Reporters Without Borders says technology makes attacks on freedom of media even more terrifying

The media is under attack in China, according to Reporters Without Borders. (RSF, Badiucao image)

The media is under attack in China, according to Reporters Without Borders. (RSF, Badiucao image)

TAIPEI (Taiwan News) — Reporters Without Borders (RSF) called out China late Tuesday night (Dec. 7) for waging war on press freedom.

RSF East-Asia Bureau head Cedric Alviani introduced a report he authored titled “The Great Leap Backwards of Journalism in China” in a worldwide webinar at 11 p.m., Taipei time. He said China had a darkly "impressive propaganda machine," and its crackdown on the press could see the country "become the next black hole for information."

Alviani said Beijing has declared war on journalism. Reporters face greater censorship and graver threats from telling the truth.

Human rights campaigner, Tiananmen protest leader, and RSF Emeritus board member, Wu'erkaixi (吾爾開希) said there had been some improvement in the media situation under former Chinese leader Hu Jintao (胡锦涛), before and after the Beijing Olympics in 2008. However, the current leadership regime "has taken this limited progress away."

"The free flow of information is the foundation of a civil society, but we don't have this in China," Wu'erkaixi said. "Propaganda tells the lie not only to its people but the whole world, even when the whole world presents the truth and gives evidence to the contrary."

Wu'erkaixi, who is in Washington, D.C., with RSF Secretary-General Cristophe Deloire for the Summit for Democracy, which begins Thursday (Dec. 9), accused the West of appeasement toward China.

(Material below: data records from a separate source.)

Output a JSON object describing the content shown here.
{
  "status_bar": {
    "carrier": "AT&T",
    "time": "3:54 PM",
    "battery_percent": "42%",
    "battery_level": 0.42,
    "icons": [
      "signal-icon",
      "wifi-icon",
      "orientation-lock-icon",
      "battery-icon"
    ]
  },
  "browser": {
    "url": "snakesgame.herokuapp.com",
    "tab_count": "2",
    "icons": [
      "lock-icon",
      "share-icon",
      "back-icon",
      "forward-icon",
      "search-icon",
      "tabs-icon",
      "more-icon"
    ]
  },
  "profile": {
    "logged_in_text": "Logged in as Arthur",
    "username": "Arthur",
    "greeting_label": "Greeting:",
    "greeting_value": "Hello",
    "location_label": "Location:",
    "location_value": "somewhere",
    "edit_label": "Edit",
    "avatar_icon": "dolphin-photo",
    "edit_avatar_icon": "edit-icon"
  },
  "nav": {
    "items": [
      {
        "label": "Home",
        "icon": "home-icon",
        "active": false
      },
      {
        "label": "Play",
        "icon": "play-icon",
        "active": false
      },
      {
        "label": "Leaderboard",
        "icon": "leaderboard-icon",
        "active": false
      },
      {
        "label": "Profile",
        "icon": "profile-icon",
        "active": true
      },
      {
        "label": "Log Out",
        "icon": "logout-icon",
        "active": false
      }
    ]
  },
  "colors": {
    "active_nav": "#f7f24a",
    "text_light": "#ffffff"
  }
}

He said the United States, Europe, and other leading democracies have done this by promoting a policy of engagement with China for the past three or four decades.

In a forward to the report, Deloire said the accession of Xi Jinping (習近平) in 2013 has seen a “brutal end” to the partial opening up of China. Xi has “restored a media culture worthy of the Maoist era, in which freely accessing information has become a crime and to provide information an even greater crime,” Deloire said.

He pointed out that China imprisons more journalists than anyone else and ranks 177th out of 180 countries in the 2021 RSF World Press Freedom Index. This is just two places above North Korea, while Taiwan was ranked No. 43 in the annual update published April.

Deloire said Chinese journalists have to pass a test on "Xi Jinping Thought" to get their credentials renewed, and there are even plans to ban private media. Hong Kong, meanwhile, has been turned from being a relative bastion of press freedom into a place where pro-democracy media has been shut down and its publishers imprisoned, like Jimmy Lai (黎智英) at Apple Daily.

"This 'great leap backwards' of journalism in China is all the more terrifying given that the regime has immense financial and technological resources to achieve its goals," Deloire said. "If China continues this frantic race backwards, Chinese citizens may lose hope to one day see press freedom established in their country, and the Beijing regime may succeed in imposing its anti-model domestically and abroad."

Mark Clifford, author and former editor-in-chief of the South China Morning Post, also spoke about the closure of Apple Daily and the imprisonment of the "Apple Daily Seven."

"It's extraordinary; anyone who believes Hong Kong is a legitimate business center has to look at the government," said Clifford, who is also president of the U.K.-based Committee for Freedom in Hong Kong. "We have to take action. This is a threat to people everywhere."

Another webinar speaker was Jane Wang, coordinator of the "#FreeZhangZhan Campaign." Zhang Zhan (张展) is a former lawyer and citizen journalist who criticized China's COVID-19 response. In a harrowing account, Wang said Zhang was detained by the Chinese authorities, force-fed when she went on a hunger strike, and tortured.

She thanked RSF and others for publicizing Zhang's story and called for her immediate release. "Speak truth to power, we are in the same fight," Wang said.

Gulchehra Hoja of Radio Free Asia is a Magnitsky Human Rights Award and Courage in Journalism Award winner. She spoke movingly about repression in Xinjiang and added it was important to value and remember journalists who have been persecuted for speaking out.

"Without the freedom of speech, and without the freedom of journalism, democracy is not possible," Hoja said.

RSF’s “great leap backwards” refers to former Chinese Chairman Mao Zedong’s (毛澤東) disastrous “Great Leap Forward” from 1958-1962. This attempt to kickstart the economy led to the deaths of up to 45 million people from forced labor, torture, and starvation. The publication of the report comes just months away from the opening of the 2022 Winter Olympics in Beijing on Feb. 4.

RSF is headquartered in Paris, while its East-Asia Bureau is based in Taiwan's capital. The organization provides advice to the United Nations and UNESCO, has 14 international bureaus, and correspondents in 130 countries.

Updated : 2022-01-25 14:15 GMT+08:00